I also want to point out that Progressive Yamhill member Jeff Musall is the chair of the Planning Commission which created this proposal restricting political campaign sign displays in Newberg. I point this out because Progressive Yamhill commonly organizes its members to file large volumes of frivolous complaints with organizations its members hold positions in, so that those members with power over those entities can justify decisions they already wish to make. I have shown a great deal of evidence for this in prior articles already published on the Yamhill Advocate, most notably Part 2: Meet Progressive Yamhill, the Parent Group of the NEEd Mafia Seizing Control of the County. Consequently it would not surprise me if the “complaints” mentioned in their justifications for these changes originated from Progressive Yamhill members with the intention of their affiliated members on Newberg City Council using these “complaints” to justify changing the law; it is my belief their main motivation is to restrict local conservatives from displaying anti-recall campaign signs, such as were displayed during Progressive Yamhill’s recall efforts against Yamhill County Commissioner Lindsay Berschauer and Newberg school board directors Dave Brown and Brian Shannon. Having failed to recall these politicians they are now trying to change the laws to make it harder for conservatives and moderates to counter their efforts using temporary advertising signs to build awareness of a counter-message.

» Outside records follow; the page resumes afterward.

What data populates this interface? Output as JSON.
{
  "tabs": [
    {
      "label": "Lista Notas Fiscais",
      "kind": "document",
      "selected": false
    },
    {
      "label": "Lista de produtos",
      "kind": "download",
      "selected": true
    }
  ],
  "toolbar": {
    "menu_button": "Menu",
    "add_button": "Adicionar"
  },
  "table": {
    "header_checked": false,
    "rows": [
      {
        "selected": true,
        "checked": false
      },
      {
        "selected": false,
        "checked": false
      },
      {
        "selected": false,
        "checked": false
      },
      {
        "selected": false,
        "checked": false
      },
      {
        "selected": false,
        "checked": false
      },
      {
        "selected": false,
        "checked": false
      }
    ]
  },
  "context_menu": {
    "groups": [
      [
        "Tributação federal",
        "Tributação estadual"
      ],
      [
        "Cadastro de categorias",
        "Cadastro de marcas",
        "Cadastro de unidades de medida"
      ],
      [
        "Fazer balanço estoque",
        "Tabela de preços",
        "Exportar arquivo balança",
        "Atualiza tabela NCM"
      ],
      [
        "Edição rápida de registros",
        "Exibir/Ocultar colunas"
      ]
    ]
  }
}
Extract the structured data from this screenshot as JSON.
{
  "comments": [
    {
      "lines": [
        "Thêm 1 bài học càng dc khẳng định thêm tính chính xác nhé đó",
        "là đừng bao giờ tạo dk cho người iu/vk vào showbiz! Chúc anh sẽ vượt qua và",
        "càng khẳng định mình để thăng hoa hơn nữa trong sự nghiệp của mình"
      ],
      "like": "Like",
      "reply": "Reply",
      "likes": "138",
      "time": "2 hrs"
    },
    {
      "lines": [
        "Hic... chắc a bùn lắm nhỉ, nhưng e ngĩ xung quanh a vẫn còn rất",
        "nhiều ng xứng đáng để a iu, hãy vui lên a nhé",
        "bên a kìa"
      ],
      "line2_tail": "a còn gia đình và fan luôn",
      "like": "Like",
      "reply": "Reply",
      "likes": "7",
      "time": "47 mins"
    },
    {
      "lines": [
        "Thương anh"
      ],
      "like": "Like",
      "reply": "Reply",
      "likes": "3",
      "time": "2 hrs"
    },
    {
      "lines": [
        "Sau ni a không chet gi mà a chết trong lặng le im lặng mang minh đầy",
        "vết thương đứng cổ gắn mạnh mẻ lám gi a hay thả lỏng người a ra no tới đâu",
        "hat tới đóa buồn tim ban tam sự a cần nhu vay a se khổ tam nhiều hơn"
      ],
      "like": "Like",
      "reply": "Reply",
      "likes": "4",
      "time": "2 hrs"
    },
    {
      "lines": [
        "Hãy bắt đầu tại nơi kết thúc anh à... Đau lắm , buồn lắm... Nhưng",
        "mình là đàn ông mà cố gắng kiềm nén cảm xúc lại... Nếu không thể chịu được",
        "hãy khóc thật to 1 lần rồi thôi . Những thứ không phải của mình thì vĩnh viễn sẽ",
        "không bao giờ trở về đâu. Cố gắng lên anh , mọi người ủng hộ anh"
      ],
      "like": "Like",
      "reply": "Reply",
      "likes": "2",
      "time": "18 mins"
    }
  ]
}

In my personal opinion it is likely that this ordinance would violate Newberg residents’ First Amendment right to show their support for local political candidates during an election season and subject the City of Newberg to lawsuits if it were attempted to be enforced. What right does the City Council have to tell 20,000 people they can only display “event” yard signs a couple times a year and cannot show support for or against local campaigns using their own property?
I regard this proposal as yet more evidence of the rampant abuse of political seats of power to benefit Progressive Yamhill members’ personal political agendas. Given the timing of this proposed change to local ordinances, it appears to me that it is motivated by Progressive Yamhill members attempting to use their control over Newberg city government to restrict the free speech of their political rivals, the local conservatives and moderates who significantly outnumber them and are likely to vote them out of office this election season after the numerous scandals they are responsible for. They appear to be afraid of losing this year’s election and are attempting to make it more legally difficult for challengers to advertise their campaigns for their incumbent seats. One can only wonder how this blatant disregard for resident’s 1st Amendment right to free speech will pan out for them; will local residents allow their rights to be trampled upon so brazenly, or will they fight back?